I assume that C didn't originate the idea that, for example, the sequence \t inside a string literal should mean a tab character, that \" should allow embedding a quote so that it isn't seen as the end of the string, etc.

But where did this idea come from? Did B, or BCPL come up with it? Or perhaps something older? Or was it even inspired by something that existed before what we'd call a "programming language" today?

And did languages before C happen to use the same set of escape sequences?

  • 1
    $\begingroup$ Doesn't this belong on retrocomputing.stackexchange.com? $\endgroup$
    – Adám
    Commented May 17 at 4:57
  • 1
    $\begingroup$ I think it's in line with other questions here in the tag, and the retrocomputing folks don't seem to talk about languages that are any more esoteric than Fortran, so I thought I'd get a better answer here. But if people think it should be moved, I won't object. $\endgroup$ Commented May 17 at 5:07
  • 5
    $\begingroup$ I think this question is a good fit for this site - it also leaves room open to answer 'why' it's used (which seems like something the question's asking). $\endgroup$
    – Redz
    Commented May 17 at 5:14
  • 2
    $\begingroup$ Duplicate? $\endgroup$
    – Adám
    Commented May 17 at 7:10
  • 2
    $\begingroup$ There are really two different things that backslash escapes area currently used for: firstly, as what some languages refer to as a "release character", to make the next character literal when it would normally have special meaning; and secondly, as part of a digraph, to represent some character that would otherwise be hard to include.
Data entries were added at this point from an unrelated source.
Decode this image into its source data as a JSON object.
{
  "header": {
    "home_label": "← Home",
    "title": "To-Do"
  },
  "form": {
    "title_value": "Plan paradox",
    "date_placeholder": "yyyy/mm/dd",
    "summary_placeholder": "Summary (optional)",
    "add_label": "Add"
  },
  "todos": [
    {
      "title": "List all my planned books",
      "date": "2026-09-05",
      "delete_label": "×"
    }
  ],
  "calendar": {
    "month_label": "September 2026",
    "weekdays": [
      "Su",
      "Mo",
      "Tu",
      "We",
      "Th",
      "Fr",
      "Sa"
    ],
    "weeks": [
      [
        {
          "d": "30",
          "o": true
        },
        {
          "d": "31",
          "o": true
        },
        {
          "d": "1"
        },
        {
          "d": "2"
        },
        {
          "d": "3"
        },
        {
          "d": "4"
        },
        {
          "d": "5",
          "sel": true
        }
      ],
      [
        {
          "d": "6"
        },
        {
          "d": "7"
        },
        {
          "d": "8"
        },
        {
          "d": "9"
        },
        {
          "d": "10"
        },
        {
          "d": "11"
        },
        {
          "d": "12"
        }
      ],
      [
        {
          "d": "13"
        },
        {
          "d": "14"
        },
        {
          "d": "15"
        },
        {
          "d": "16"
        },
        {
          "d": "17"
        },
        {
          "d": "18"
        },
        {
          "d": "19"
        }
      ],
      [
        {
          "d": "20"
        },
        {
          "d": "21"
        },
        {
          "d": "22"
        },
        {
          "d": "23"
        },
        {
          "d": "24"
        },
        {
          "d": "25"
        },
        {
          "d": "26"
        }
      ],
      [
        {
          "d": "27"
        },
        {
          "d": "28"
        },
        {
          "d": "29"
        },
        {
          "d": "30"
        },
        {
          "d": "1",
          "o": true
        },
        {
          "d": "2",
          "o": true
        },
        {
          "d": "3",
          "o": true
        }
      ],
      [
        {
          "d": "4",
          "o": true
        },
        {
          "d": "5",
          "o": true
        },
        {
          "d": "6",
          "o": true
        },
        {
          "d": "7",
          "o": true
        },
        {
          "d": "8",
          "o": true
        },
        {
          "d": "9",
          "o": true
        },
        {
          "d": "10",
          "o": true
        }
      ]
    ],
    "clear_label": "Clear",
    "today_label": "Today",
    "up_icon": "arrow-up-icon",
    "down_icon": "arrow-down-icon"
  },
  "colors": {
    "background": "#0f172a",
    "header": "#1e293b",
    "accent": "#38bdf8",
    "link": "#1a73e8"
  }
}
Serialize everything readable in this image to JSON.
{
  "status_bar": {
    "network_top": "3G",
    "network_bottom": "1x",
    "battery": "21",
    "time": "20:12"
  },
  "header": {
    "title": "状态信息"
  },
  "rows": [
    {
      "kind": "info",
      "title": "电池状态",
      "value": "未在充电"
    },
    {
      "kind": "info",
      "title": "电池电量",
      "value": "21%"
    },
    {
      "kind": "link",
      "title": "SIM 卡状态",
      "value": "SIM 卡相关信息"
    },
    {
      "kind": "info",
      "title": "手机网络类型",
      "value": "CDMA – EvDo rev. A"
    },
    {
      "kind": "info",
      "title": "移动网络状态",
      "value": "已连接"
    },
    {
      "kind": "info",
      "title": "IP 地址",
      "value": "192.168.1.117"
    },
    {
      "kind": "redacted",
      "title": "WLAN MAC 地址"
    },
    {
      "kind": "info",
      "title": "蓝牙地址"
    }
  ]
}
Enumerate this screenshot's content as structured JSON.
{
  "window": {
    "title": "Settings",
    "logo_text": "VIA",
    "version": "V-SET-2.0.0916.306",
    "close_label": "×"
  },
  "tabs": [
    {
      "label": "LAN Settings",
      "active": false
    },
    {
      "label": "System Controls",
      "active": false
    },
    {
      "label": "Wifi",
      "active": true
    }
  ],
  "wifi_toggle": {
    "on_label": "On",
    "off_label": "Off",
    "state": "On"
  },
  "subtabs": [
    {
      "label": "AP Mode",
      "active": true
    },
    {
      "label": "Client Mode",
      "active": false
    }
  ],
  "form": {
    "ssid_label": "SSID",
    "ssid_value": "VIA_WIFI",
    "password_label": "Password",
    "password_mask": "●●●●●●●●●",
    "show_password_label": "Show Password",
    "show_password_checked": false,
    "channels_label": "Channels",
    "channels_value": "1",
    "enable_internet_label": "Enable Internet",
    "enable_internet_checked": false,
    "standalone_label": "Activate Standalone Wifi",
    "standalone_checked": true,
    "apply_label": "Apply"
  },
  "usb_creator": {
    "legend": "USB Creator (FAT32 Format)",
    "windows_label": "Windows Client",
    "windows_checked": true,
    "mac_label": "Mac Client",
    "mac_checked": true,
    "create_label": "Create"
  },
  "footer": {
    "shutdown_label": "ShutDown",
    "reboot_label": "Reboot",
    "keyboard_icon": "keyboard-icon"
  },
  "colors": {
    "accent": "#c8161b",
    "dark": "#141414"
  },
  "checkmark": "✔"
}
It's possible the two have different histories. It's also unclear if you're interested in the idea of such sequences, or the specific use of backslash for them. $\endgroup$
    – IMSoP
    Commented May 17 at 9:04


You must log in to answer this question.

Browse other questions tagged .